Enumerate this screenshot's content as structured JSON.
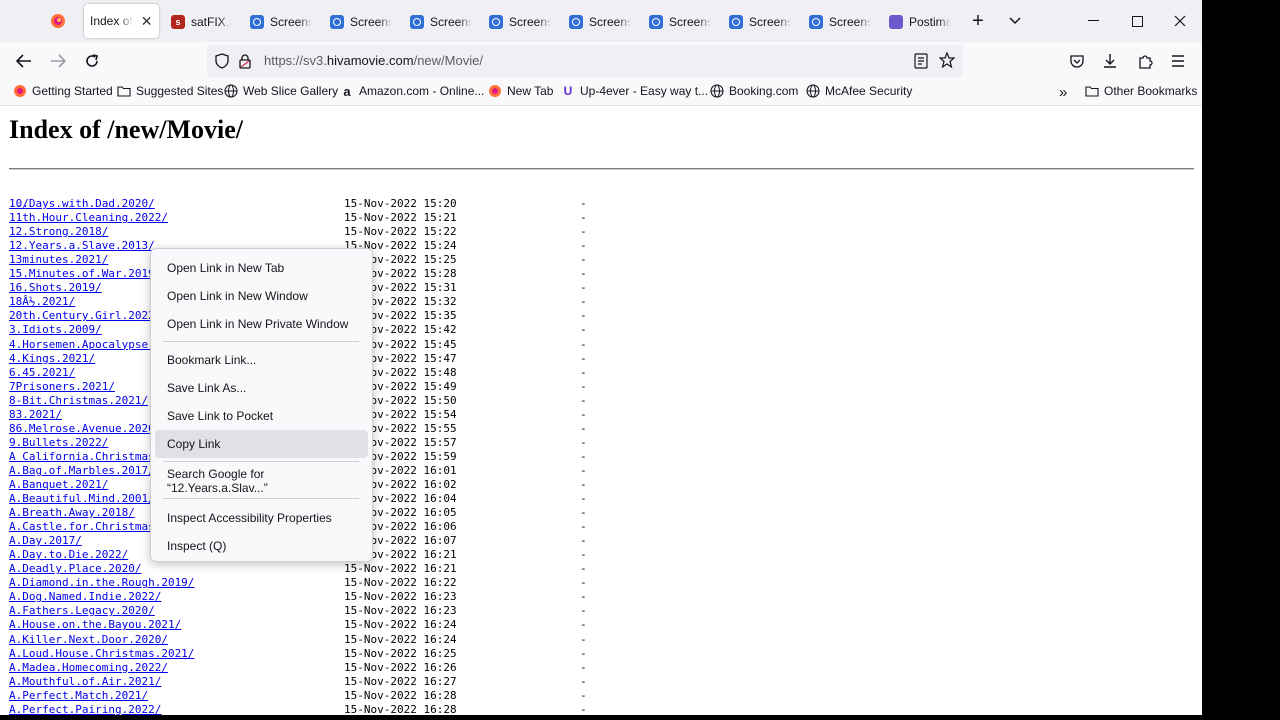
{
  "window": {
    "tabs": [
      {
        "title": "Index of",
        "icon": "folder-icon",
        "active": true
      },
      {
        "title": "satFIX.tv",
        "icon": "satfix-icon"
      },
      {
        "title": "Screens",
        "icon": "image-icon"
      },
      {
        "title": "Screens",
        "icon": "image-icon"
      },
      {
        "title": "Screens",
        "icon": "image-icon"
      },
      {
        "title": "Screens",
        "icon": "image-icon"
      },
      {
        "title": "Screens",
        "icon": "image-icon"
      },
      {
        "title": "Screens",
        "icon": "image-icon"
      },
      {
        "title": "Screens",
        "icon": "image-icon"
      },
      {
        "title": "Screens",
        "icon": "image-icon"
      },
      {
        "title": "Postima",
        "icon": "postimage-icon"
      }
    ]
  },
  "navbar": {
    "url_prefix": "https://sv3.",
    "url_host": "hivamovie.com",
    "url_path": "/new/Movie/"
  },
  "bookmarks": [
    {
      "label": "Getting Started",
      "icon": "firefox-icon"
    },
    {
      "label": "Suggested Sites",
      "icon": "folder-icon"
    },
    {
      "label": "Web Slice Gallery",
      "icon": "globe-icon"
    },
    {
      "label": "Amazon.com - Online...",
      "icon": "amazon-icon"
    },
    {
      "label": "New Tab",
      "icon": "firefox-icon"
    },
    {
      "label": "Up-4ever - Easy way t...",
      "icon": "upload-icon"
    },
    {
      "label": "Booking.com",
      "icon": "globe-icon"
    },
    {
      "label": "McAfee Security",
      "icon": "globe-icon"
    },
    {
      "label": "Other Bookmarks",
      "icon": "folder-icon"
    }
  ],
  "page": {
    "title": "Index of /new/Movie/",
    "parent_link": "../",
    "size_dash": "-",
    "rows": [
      {
        "name": "10.Days.with.Dad.2020/",
        "date": "15-Nov-2022 15:20"
      },
      {
        "name": "11th.Hour.Cleaning.2022/",
        "date": "15-Nov-2022 15:21"
      },
      {
        "name": "12.Strong.2018/",
        "date": "15-Nov-2022 15:22"
      },
      {
        "name": "12.Years.a.Slave.2013/",
        "date": "15-Nov-2022 15:24"
      },
      {
        "name": "13minutes.2021/",
        "date": "15-Nov-2022 15:25"
      },
      {
        "name": "15.Minutes.of.War.2019/",
        "date": "15-Nov-2022 15:28"
      },
      {
        "name": "16.Shots.2019/",
        "date": "15-Nov-2022 15:31"
      },
      {
        "name": "18Â½.2021/",
        "date": "15-Nov-2022 15:32"
      },
      {
        "name": "20th.Century.Girl.2022/",
        "date": "15-Nov-2022 15:35"
      },
      {
        "name": "3.Idiots.2009/",
        "date": "15-Nov-2022 15:42"
      },
      {
        "name": "4.Horsemen.Apocalypse.2022/",
        "date": "15-Nov-2022 15:45"
      },
      {
        "name": "4.Kings.2021/",
        "date": "15-Nov-2022 15:47"
      },
      {
        "name": "6.45.2021/",
        "date": "15-Nov-2022 15:48"
      },
      {
        "name": "7Prisoners.2021/",
        "date": "15-Nov-2022 15:49"
      },
      {
        "name": "8-Bit.Christmas.2021/",
        "date": "15-Nov-2022 15:50"
      },
      {
        "name": "83.2021/",
        "date": "15-Nov-2022 15:54"
      },
      {
        "name": "86.Melrose.Avenue.2020/",
        "date": "15-Nov-2022 15:55"
      },
      {
        "name": "9.Bullets.2022/",
        "date": "15-Nov-2022 15:57"
      },
      {
        "name": "A California.Christmas.2020/",
        "date": "15-Nov-2022 15:59"
      },
      {
        "name": "A.Bag.of.Marbles.2017/",
        "date": "15-Nov-2022 16:01"
      },
      {
        "name": "A.Banquet.2021/",
        "date": "15-Nov-2022 16:02"
      },
      {
        "name": "A.Beautiful.Mind.2001/",
        "date": "15-Nov-2022 16:04"
      },
      {
        "name": "A.Breath.Away.2018/",
        "date": "15-Nov-2022 16:05"
      },
      {
        "name": "A.Castle.for.Christmas.2021/",
        "date": "15-Nov-2022 16:06"
      },
      {
        "name": "A.Day.2017/",
        "date": "15-Nov-2022 16:07"
      },
      {
        "name": "A.Day.to.Die.2022/",
        "date": "15-Nov-2022 16:21"
      },
      {
        "name": "A.Deadly.Place.2020/",
        "date": "15-Nov-2022 16:21"
      },
      {
        "name": "A.Diamond.in.the.Rough.2019/",
        "date": "15-Nov-2022 16:22"
      },
      {
        "name": "A.Dog.Named.Indie.2022/",
        "date": "15-Nov-2022 16:23"
      },
      {
        "name": "A.Fathers.Legacy.2020/",
        "date": "15-Nov-2022 16:23"
      },
      {
        "name": "A.House.on.the.Bayou.2021/",
        "date": "15-Nov-2022 16:24"
      },
      {
        "name": "A.Killer.Next.Door.2020/",
        "date": "15-Nov-2022 16:24"
      },
      {
        "name": "A.Loud.House.Christmas.2021/",
        "date": "15-Nov-2022 16:25"
      },
      {
        "name": "A.Madea.Homecoming.2022/",
        "date": "15-Nov-2022 16:26"
      },
      {
        "name": "A.Mouthful.of.Air.2021/",
        "date": "15-Nov-2022 16:27"
      },
      {
        "name": "A.Perfect.Match.2021/",
        "date": "15-Nov-2022 16:28"
      },
      {
        "name": "A.Perfect.Pairing.2022/",
        "date": "15-Nov-2022 16:28"
      }
    ]
  },
  "context_menu": {
    "items": [
      "Open Link in New Tab",
      "Open Link in New Window",
      "Open Link in New Private Window",
      "Bookmark Link...",
      "Save Link As...",
      "Save Link to Pocket",
      "Copy Link",
      "Search Google for “12.Years.a.Slav...”",
      "Inspect Accessibility Properties",
      "Inspect (Q)"
    ],
    "highlighted": "Copy Link"
  },
  "colors": {
    "link": "#0000ee",
    "tabstrip_bg": "#f0f0f4",
    "toolbar_bg": "#f9f9fb"
  }
}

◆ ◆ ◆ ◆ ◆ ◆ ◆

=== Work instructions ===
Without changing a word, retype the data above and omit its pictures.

=== Output ===
Enumerate this screenshot's content as structured JSON.
{
  "window": {
    "tabs": [
      {
        "title": "Index of",
        "icon": "folder-icon",
        "active": true
      },
      {
        "title": "satFIX.tv",
        "icon": "satfix-icon"
      },
      {
        "title": "Screens",
        "icon": "image-icon"
      },
      {
        "title": "Screens",
        "icon": "image-icon"
      },
      {
        "title": "Screens",
        "icon": "image-icon"
      },
      {
        "title": "Screens",
        "icon": "image-icon"
      },
      {
        "title": "Screens",
        "icon": "image-icon"
      },
      {
        "title": "Screens",
        "icon": "image-icon"
      },
      {
        "title": "Screens",
        "icon": "image-icon"
      },
      {
        "title": "Screens",
        "icon": "image-icon"
      },
      {
        "title": "Postima",
        "icon": "postimage-icon"
      }
    ]
  },
  "navbar": {
    "url_prefix": "https://sv3.",
    "url_host": "hivamovie.com",
    "url_path": "/new/Movie/"
  },
  "bookmarks": [
    {
      "label": "Getting Started",
      "icon": "firefox-icon"
    },
    {
      "label": "Suggested Sites",
      "icon": "folder-icon"
    },
    {
      "label": "Web Slice Gallery",
      "icon": "globe-icon"
    },
    {
      "label": "Amazon.com - Online...",
      "icon": "amazon-icon"
    },
    {
      "label": "New Tab",
      "icon": "firefox-icon"
    },
    {
      "label": "Up-4ever - Easy way t...",
      "icon": "upload-icon"
    },
    {
      "label": "Booking.com",
      "icon": "globe-icon"
    },
    {
      "label": "McAfee Security",
      "icon": "globe-icon"
    },
    {
      "label": "Other Bookmarks",
      "icon": "folder-icon"
    }
  ],
  "page": {
    "title": "Index of /new/Movie/",
    "parent_link": "../",
    "size_dash": "-",
    "rows": [
      {
        "name": "10.Days.with.Dad.2020/",
        "date": "15-Nov-2022 15:20"
      },
      {
        "name": "11th.Hour.Cleaning.2022/",
        "date": "15-Nov-2022 15:21"
      },
      {
        "name": "12.Strong.2018/",
        "date": "15-Nov-2022 15:22"
      },
      {
        "name": "12.Years.a.Slave.2013/",
        "date": "15-Nov-2022 15:24"
      },
      {
        "name": "13minutes.2021/",
        "date": "15-Nov-2022 15:25"
      },
      {
        "name": "15.Minutes.of.War.2019/",
        "date": "15-Nov-2022 15:28"
      },
      {
        "name": "16.Shots.2019/",
        "date": "15-Nov-2022 15:31"
      },
      {
        "name": "18Â½.2021/",
        "date": "15-Nov-2022 15:32"
      },
      {
        "name": "20th.Century.Girl.2022/",
        "date": "15-Nov-2022 15:35"
      },
      {
        "name": "3.Idiots.2009/",
        "date": "15-Nov-2022 15:42"
      },
      {
        "name": "4.Horsemen.Apocalypse.2022/",
        "date": "15-Nov-2022 15:45"
      },
      {
        "name": "4.Kings.2021/",
        "date": "15-Nov-2022 15:47"
      },
      {
        "name": "6.45.2021/",
        "date": "15-Nov-2022 15:48"
      },
      {
        "name": "7Prisoners.2021/",
        "date": "15-Nov-2022 15:49"
      },
      {
        "name": "8-Bit.Christmas.2021/",
        "date": "15-Nov-2022 15:50"
      },
      {
        "name": "83.2021/",
        "date": "15-Nov-2022 15:54"
      },
      {
        "name": "86.Melrose.Avenue.2020/",
        "date": "15-Nov-2022 15:55"
      },
      {
        "name": "9.Bullets.2022/",
        "date": "15-Nov-2022 15:57"
      },
      {
        "name": "A California.Christmas.2020/",
        "date": "15-Nov-2022 15:59"
      },
      {
        "name": "A.Bag.of.Marbles.2017/",
        "date": "15-Nov-2022 16:01"
      },
      {
        "name": "A.Banquet.2021/",
        "date": "15-Nov-2022 16:02"
      },
      {
        "name": "A.Beautiful.Mind.2001/",
        "date": "15-Nov-2022 16:04"
      },
      {
        "name": "A.Breath.Away.2018/",
        "date": "15-Nov-2022 16:05"
      },
      {
        "name": "A.Castle.for.Christmas.2021/",
        "date": "15-Nov-2022 16:06"
      },
      {
        "name": "A.Day.2017/",
        "date": "15-Nov-2022 16:07"
      },
      {
        "name": "A.Day.to.Die.2022/",
        "date": "15-Nov-2022 16:21"
      },
      {
        "name": "A.Deadly.Place.2020/",
        "date": "15-Nov-2022 16:21"
      },
      {
        "name": "A.Diamond.in.the.Rough.2019/",
        "date": "15-Nov-2022 16:22"
      },
      {
        "name": "A.Dog.Named.Indie.2022/",
        "date": "15-Nov-2022 16:23"
      },
      {
        "name": "A.Fathers.Legacy.2020/",
        "date": "15-Nov-2022 16:23"
      },
      {
        "name": "A.House.on.the.Bayou.2021/",
        "date": "15-Nov-2022 16:24"
      },
      {
        "name": "A.Killer.Next.Door.2020/",
        "date": "15-Nov-2022 16:24"
      },
      {
        "name": "A.Loud.House.Christmas.2021/",
        "date": "15-Nov-2022 16:25"
      },
      {
        "name": "A.Madea.Homecoming.2022/",
        "date": "15-Nov-2022 16:26"
      },
      {
        "name": "A.Mouthful.of.Air.2021/",
        "date": "15-Nov-2022 16:27"
      },
      {
        "name": "A.Perfect.Match.2021/",
        "date": "15-Nov-2022 16:28"
      },
      {
        "name": "A.Perfect.Pairing.2022/",
        "date": "15-Nov-2022 16:28"
      }
    ]
  },
  "context_menu": {
    "items": [
      "Open Link in New Tab",
      "Open Link in New Window",
      "Open Link in New Private Window",
      "Bookmark Link...",
      "Save Link As...",
      "Save Link to Pocket",
      "Copy Link",
      "Search Google for “12.Years.a.Slav...”",
      "Inspect Accessibility Properties",
      "Inspect (Q)"
    ],
    "highlighted": "Copy Link"
  },
  "colors": {
    "link": "#0000ee",
    "tabstrip_bg": "#f0f0f4",
    "toolbar_bg": "#f9f9fb"
  }
}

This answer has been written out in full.